In one embodiment, this interconnection architecture enables functionality to be delivered across multiple devices to provide a common and seamless experience to a user of the multiple devices. Each of the multiple devices may have different physical requirements and capabilities, and the central computing device uses a platform to enable the delivery of an experience to the device that is both tailored to the device and yet common to all devices. In one embodiment, a class of target devices is created and experiences are tailored to the generic class of devices. A class of devices may be defined by physical features, types of usage, or other common characteristics of the devices.

In various implementations, the computing device 702 may assume a variety of different configurations, such as for computer 714, mobile 716, and television 718 uses. Each of these configurations includes devices that may have generally different constructs and capabilities, and thus the computing device 702 may be configured according to one or more of the different device classes. For instance, the computing device 702 may be implemented as the computer 714 class of a device that includes a personal computer, desktop computer, a multi-screen computer, laptop computer, netbook, and so on.

The computing device 702 may also be implemented as the mobile 716 class of device that includes mobile devices, such as a mobile phone, portable music player, portable gaming device, a tablet computer, a multi-screen computer, and so on. The computing device 702 may also be implemented as the television 718 class of device that includes devices having or connected to generally larger screens in casual viewing environments. These devices include televisions, set-top boxes, gaming consoles, and so on.

The techniques described herein may be supported by these various configurations of the computing device 702 and are not limited to the specific examples of the techniques described herein. This is illustrated through inclusion of the recognition module 114 on the computing device 702. The functionality of the recognition module 114 and other modules may also be implemented all or in part through use of a distributed system, such as over a “cloud” 720 via a platform 722 as described below.

The cloud 720 includes and/or is representative of a platform 722 for resources 724. The platform 722 abstracts underlying functionality of hardware (e.g., servers) and software resources of the cloud 720. The resources 724 may include applications and/or data that can be utilized while computer processing is executed on servers that are remote from the computing device 702. Resources 724 can also include services provided over the Internet and/or through a subscriber network, such as a cellular or Wi-Fi network.

The platform 722 may abstract resources and functions to connect the computing device 702 with other computing devices. The platform 722 may also serve to abstract scaling of resources to provide a corresponding level of scale to encountered demand for the resources 724 that are implemented via the platform 722. Accordingly, in an interconnected device embodiment, implementation of functionality described herein may be distributed throughout the system 700. For example, the functionality may be implemented in part on the computing device 702 as well as via the platform 722 that abstracts the functionality of the cloud 720.

CONCLUSION
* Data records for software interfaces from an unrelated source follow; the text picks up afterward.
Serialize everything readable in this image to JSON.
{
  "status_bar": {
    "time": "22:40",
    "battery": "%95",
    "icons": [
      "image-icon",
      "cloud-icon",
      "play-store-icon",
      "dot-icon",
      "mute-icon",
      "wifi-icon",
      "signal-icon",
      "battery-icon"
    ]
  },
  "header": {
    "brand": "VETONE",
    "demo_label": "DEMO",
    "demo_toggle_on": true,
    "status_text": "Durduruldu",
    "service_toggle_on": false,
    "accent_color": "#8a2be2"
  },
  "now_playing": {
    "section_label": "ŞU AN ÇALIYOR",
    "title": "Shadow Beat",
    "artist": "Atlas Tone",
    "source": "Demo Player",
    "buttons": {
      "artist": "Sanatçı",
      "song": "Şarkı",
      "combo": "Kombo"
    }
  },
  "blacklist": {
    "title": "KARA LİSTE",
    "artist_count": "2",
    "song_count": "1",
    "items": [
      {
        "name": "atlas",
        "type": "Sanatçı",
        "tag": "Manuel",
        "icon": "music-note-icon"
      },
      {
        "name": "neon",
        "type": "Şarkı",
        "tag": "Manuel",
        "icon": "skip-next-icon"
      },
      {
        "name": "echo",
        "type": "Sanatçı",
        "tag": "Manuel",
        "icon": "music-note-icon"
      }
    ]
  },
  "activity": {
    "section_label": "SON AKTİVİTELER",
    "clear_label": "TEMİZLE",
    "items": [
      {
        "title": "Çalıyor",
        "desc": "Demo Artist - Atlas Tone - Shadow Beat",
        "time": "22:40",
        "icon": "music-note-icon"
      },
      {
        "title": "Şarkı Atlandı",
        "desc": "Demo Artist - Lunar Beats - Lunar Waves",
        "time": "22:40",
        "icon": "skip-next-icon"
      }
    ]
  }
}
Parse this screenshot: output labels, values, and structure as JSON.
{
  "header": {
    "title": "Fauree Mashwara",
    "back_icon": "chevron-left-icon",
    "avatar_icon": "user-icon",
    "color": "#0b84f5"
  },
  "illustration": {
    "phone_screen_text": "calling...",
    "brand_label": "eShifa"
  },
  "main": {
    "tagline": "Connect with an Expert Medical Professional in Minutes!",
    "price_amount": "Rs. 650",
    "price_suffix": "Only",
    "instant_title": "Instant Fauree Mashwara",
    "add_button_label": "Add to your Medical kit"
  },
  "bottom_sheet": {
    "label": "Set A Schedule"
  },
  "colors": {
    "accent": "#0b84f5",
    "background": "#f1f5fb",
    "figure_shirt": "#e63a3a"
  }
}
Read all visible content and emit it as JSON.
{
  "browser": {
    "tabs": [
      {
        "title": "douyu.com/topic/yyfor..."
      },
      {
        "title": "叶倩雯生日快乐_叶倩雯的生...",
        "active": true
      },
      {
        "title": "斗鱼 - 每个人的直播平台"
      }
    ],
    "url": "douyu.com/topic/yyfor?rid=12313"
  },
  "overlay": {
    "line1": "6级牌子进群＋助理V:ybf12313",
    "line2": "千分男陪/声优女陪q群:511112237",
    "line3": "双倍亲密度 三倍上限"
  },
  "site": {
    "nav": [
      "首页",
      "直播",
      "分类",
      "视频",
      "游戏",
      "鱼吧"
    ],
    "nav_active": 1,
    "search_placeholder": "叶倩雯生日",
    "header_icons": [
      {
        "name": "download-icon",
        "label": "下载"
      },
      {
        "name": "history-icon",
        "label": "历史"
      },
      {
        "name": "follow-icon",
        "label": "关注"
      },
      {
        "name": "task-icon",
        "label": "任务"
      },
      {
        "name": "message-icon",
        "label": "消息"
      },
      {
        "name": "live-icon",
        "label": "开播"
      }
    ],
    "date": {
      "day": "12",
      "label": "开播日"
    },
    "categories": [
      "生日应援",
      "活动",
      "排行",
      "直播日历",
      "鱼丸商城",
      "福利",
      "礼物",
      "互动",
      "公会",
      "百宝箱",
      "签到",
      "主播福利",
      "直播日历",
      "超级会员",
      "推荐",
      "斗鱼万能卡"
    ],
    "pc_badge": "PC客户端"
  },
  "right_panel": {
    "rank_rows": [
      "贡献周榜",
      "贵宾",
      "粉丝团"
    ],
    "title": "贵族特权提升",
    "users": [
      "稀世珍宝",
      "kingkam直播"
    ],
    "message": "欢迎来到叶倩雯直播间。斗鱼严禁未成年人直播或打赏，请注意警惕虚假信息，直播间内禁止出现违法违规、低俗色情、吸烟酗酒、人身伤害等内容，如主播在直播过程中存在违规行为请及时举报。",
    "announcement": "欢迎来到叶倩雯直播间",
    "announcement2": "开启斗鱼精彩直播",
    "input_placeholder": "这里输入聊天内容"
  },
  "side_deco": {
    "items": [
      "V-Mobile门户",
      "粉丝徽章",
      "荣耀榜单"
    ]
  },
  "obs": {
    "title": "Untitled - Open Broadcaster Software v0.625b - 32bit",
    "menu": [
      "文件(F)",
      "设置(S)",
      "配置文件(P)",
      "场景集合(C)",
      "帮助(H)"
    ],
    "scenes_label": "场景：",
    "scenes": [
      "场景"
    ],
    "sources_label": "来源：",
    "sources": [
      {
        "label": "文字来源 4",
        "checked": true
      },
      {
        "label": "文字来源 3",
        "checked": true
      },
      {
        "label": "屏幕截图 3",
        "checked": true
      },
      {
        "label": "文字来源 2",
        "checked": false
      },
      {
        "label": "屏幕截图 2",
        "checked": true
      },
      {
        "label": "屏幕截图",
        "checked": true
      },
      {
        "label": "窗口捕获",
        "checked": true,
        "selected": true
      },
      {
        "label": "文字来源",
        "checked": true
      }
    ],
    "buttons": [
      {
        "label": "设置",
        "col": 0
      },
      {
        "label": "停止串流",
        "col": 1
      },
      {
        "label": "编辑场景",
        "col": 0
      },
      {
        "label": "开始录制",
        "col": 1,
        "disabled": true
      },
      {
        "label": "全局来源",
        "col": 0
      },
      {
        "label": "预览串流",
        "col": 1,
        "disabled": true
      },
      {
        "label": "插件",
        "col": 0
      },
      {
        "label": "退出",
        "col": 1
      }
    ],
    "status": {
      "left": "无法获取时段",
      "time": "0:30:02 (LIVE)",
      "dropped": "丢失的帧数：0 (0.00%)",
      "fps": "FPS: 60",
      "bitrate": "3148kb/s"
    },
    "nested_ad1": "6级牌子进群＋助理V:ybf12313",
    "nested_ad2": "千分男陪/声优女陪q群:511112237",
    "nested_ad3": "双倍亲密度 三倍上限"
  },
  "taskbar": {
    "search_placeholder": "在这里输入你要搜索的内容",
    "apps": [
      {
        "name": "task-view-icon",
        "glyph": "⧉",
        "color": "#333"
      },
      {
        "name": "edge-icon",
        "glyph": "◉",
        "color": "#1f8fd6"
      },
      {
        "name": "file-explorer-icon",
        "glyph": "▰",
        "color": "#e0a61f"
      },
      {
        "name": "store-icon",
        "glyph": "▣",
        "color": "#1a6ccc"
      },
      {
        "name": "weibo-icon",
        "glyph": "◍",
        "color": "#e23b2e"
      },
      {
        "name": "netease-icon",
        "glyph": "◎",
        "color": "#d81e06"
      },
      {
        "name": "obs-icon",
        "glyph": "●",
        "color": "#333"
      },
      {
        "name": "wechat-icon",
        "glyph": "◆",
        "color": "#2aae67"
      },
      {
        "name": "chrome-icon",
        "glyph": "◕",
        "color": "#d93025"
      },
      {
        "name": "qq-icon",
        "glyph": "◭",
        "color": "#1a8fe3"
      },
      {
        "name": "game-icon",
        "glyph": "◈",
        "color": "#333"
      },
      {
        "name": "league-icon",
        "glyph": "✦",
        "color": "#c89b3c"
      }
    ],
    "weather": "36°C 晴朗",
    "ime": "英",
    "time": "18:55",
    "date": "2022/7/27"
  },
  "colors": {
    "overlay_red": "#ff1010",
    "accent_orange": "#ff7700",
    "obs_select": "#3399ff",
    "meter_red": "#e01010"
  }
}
Although the invention has been described in language specific to structural features and/or methodological acts, it is to be understood that the invention defined in the appended claims is not necessarily limited to the specific features or acts described. Rather, the specific features and acts are disclosed as example forms of implementing the claimed invention.